Fairly spreads the damask rose,
Beauties, pencils cannot feign: Yet, if Astra pass the bush, Roses have been seen to blush;
She doth all their beauties stain,
Fields are blest with flow'ry wreath,
Birds make happy every grove,
She makes marble fall in love.
THE SYREN'S SONG.
[In the Inner Temple Mask.]
Steer, hither steer, your winged pines,
All beaten mariners !
A prey to passengers.
Fear not your ships,
Where never storms arise,
For stars, gaze on our eyes ; The compass love shall hourly sing, And, as he goes about the ring,
We will not miss
To tell each point he nameth with a kiss. Then come on shore, Where no joy dies 'till love hath gotten more.
Bishop of Chichester, was born in 1591. He turned the

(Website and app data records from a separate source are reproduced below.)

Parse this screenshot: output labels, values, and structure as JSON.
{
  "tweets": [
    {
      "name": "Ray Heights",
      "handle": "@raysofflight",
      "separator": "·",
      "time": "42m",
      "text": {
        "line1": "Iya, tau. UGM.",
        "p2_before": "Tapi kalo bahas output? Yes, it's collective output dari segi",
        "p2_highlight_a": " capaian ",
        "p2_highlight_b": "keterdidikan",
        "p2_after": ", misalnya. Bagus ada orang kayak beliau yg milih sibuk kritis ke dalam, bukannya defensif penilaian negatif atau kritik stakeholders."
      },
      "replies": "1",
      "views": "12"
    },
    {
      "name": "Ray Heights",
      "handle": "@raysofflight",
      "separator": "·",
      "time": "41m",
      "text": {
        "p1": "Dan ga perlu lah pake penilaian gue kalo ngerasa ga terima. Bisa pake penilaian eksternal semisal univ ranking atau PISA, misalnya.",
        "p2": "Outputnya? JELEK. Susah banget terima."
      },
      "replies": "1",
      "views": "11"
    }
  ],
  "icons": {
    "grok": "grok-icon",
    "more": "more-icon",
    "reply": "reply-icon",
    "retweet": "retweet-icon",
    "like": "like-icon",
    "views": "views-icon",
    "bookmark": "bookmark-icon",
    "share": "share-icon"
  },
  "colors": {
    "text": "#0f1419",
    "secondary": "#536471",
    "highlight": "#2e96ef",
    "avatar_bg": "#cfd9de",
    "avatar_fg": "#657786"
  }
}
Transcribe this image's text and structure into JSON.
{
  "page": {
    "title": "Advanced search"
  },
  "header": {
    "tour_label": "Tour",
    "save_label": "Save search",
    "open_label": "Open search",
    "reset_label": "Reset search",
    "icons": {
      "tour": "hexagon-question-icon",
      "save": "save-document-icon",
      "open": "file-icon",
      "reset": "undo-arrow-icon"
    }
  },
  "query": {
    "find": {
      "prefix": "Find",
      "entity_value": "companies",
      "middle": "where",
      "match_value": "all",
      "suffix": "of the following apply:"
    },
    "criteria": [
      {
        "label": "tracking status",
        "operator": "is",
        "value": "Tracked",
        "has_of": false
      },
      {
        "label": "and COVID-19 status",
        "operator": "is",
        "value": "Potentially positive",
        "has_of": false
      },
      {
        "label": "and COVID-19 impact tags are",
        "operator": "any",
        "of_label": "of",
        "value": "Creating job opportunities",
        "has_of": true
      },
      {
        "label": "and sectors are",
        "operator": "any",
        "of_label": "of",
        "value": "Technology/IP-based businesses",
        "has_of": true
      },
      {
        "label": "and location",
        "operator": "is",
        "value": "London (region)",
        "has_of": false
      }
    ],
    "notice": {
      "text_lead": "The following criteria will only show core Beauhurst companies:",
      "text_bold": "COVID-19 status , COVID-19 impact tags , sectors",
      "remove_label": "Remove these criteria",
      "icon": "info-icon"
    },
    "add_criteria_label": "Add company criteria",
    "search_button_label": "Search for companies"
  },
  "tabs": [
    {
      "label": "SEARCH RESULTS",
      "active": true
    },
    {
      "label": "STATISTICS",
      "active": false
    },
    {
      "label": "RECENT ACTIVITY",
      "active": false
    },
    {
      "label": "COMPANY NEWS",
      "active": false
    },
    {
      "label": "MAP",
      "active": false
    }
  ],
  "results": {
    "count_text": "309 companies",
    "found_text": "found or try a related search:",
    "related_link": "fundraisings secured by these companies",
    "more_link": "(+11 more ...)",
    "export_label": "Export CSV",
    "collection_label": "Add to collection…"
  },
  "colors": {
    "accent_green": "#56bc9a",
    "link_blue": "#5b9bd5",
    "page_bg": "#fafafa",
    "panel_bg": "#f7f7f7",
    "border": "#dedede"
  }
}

Psalms into verse in 1651, and published in 1657 a small volume of Poems, Elegies, Paradoxes, and Sonnets. His Elegies are written on the deaths of Prince Henry, Sir Walter Raleigh, Gustavus Adolphus, Dr. Donne, and Ben Jonson, whom he laments as his dead friends, and some others; particularly his father, Dr. John King, bishop of
London. His poems are terse and elegant, but, like those of most of
his contemporaries, deficient in simplicity. He died in 1669.
What is th' existence of man's life?
It is a storm, where the hot blood
Which beats his bark with many a wave Till he casts anchor in the
It is a fow'r, which buds, and grows,
It is a dream, whose seeming truth
It is a dial, which points out
It is a weary interlude,